Segment Start: Source material
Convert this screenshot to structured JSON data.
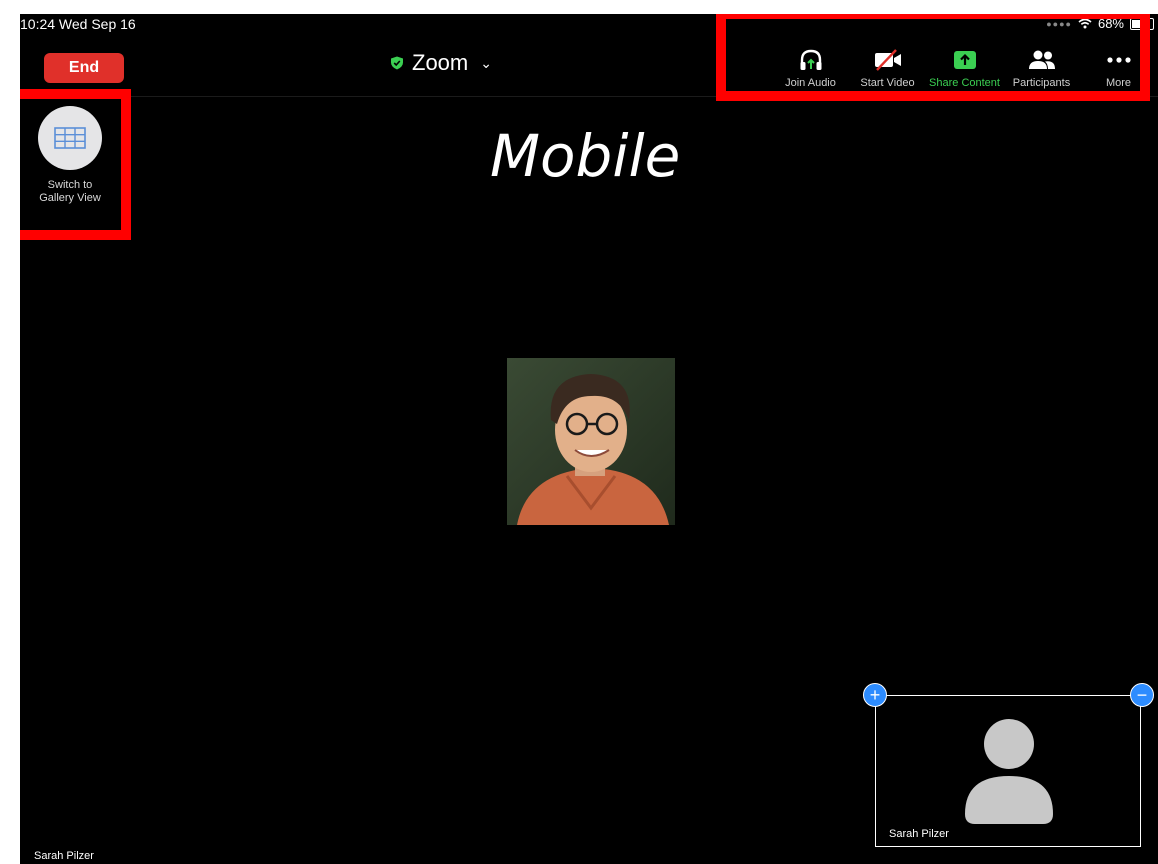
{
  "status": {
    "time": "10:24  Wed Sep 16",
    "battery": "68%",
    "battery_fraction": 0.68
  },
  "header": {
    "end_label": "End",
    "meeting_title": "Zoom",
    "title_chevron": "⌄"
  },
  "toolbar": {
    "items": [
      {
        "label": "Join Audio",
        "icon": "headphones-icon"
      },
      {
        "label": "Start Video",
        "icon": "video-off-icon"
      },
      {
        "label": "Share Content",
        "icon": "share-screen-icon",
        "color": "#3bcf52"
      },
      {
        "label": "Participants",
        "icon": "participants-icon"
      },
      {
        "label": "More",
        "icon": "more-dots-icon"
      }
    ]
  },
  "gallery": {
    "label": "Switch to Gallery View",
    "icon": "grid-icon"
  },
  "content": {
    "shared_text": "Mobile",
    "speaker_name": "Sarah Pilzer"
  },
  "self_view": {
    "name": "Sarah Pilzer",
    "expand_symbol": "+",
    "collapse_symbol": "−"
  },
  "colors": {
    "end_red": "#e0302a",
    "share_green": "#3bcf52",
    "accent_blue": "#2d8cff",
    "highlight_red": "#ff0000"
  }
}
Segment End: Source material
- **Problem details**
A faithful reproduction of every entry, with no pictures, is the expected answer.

- **Task result**
Convert this screenshot to structured JSON data.
{
  "status": {
    "time": "10:24  Wed Sep 16",
    "battery": "68%",
    "battery_fraction": 0.68
  },
  "header": {
    "end_label": "End",
    "meeting_title": "Zoom",
    "title_chevron": "⌄"
  },
  "toolbar": {
    "items": [
      {
        "label": "Join Audio",
        "icon": "headphones-icon"
      },
      {
        "label": "Start Video",
        "icon": "video-off-icon"
      },
      {
        "label": "Share Content",
        "icon": "share-screen-icon",
        "color": "#3bcf52"
      },
      {
        "label": "Participants",
        "icon": "participants-icon"
      },
      {
        "label": "More",
        "icon": "more-dots-icon"
      }
    ]
  },
  "gallery": {
    "label": "Switch to Gallery View",
    "icon": "grid-icon"
  },
  "content": {
    "shared_text": "Mobile",
    "speaker_name": "Sarah Pilzer"
  },
  "self_view": {
    "name": "Sarah Pilzer",
    "expand_symbol": "+",
    "collapse_symbol": "−"
  },
  "colors": {
    "end_red": "#e0302a",
    "share_green": "#3bcf52",
    "accent_blue": "#2d8cff",
    "highlight_red": "#ff0000"
  }
}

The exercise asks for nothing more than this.